Ok so this Blog title was a bit sensationalist, but it was meant in an ironic way.
I’ve just been to a seminar by former Guardian journalist Mary O’Hara, who has teamed up with researchers from the University of California, Berkeley to investigate how mental health is reported in the UK and US press now and in the past. Some of the results are no surprise, but some were quite shocking and show we have a long way to go before issues of mental health lose their stigma in society.
More specifically in relation to my rather ‘sensationalist’ title, it seems that in the UK there is a big difference between that which is reported in the tabloids and that in the broadsheets (no surprises there). Broadsheets were more likely to report about mental health in a positive tone than in a negative one, and positive or neutral reporting was more common overall in broadsheets with no ‘sensationalist’ messages; in comparison the tabloids reported much more negative and sensationalist tones within articles.

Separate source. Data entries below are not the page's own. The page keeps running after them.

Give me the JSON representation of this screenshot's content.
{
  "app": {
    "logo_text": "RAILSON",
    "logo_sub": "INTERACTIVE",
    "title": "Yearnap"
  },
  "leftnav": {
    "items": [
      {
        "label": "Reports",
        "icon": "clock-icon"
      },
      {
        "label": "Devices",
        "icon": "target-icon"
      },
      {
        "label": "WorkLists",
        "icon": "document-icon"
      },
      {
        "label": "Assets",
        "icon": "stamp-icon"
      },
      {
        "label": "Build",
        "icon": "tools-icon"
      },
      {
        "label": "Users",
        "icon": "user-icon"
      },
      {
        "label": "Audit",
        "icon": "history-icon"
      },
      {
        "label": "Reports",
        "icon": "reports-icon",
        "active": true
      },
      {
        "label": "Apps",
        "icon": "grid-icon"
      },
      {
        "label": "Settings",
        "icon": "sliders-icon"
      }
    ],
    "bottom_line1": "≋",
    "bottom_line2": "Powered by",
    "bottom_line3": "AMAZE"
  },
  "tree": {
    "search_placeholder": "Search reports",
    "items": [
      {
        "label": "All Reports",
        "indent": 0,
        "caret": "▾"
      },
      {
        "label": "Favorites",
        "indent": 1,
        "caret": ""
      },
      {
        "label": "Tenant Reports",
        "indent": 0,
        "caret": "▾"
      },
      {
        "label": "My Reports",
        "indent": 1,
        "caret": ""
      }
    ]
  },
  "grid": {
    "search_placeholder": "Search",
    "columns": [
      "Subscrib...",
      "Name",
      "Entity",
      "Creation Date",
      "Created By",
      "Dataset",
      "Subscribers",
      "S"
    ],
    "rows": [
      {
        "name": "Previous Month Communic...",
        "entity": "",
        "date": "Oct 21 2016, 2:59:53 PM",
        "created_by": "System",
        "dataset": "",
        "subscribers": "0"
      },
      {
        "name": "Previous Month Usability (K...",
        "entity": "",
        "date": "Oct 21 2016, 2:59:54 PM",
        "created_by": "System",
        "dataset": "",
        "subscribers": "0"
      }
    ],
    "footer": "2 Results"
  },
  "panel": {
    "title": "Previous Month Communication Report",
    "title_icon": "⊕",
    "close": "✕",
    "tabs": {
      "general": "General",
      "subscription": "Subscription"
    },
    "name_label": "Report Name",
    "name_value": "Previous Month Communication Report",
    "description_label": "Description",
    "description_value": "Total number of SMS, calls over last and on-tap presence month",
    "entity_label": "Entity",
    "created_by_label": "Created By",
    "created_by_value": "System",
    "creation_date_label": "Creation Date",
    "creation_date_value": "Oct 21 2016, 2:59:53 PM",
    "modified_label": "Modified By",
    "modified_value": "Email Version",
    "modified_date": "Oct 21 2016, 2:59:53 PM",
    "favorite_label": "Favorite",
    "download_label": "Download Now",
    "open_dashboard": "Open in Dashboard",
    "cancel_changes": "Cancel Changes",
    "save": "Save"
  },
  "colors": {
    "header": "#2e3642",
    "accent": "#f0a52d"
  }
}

The same trend goes for the headlines, where a more positive/neutral tone was found in broadsheets compared to tabloids.
This is a big worry for mental health awareness campaigners hoping to reduce the negative stigma associated with mental health (such as the mental health charity Mind) , due to the many more people reading Tabloids than Broadsheets. There are guidelines in place for the UK media with an aim to prevent such information being presented in an incorrect light, however as Mary highlighted in her presentation today it is by no means compulsory in the news room to attend meetings regarding such issues, and often they are overlooked during the editing process. As we are now in an age where more instant publishing on blogs, websites and even Twitter are possible, is there a worry that there will be even less adherence to such guidelines. The presence of stigma still in the media will only prevent people from seeking help when it is needed if mental health issues are presented in a negative light.
Even more worrying was the statistic that only 8 of the 151 articles regarding mental health (published in 1985, 1995 and 2009) were analysed by the study provided contact details to helpful organisations such as the Samaritans, and these were all in 2009. This could further dissuade people from seeking help when they are in distress. In relation to my previous blog (‘What is ‘Normal’) the stigma attached to mental health issues is going to continue to make people feel that they are ‘abnormal’ in the eyes of the general public.
My review of the research and presentation is merely scratching the surface, so I urge people to read her articles and watch the presentation yourself by using the links below. The research is due to be published later this year so keep a look out!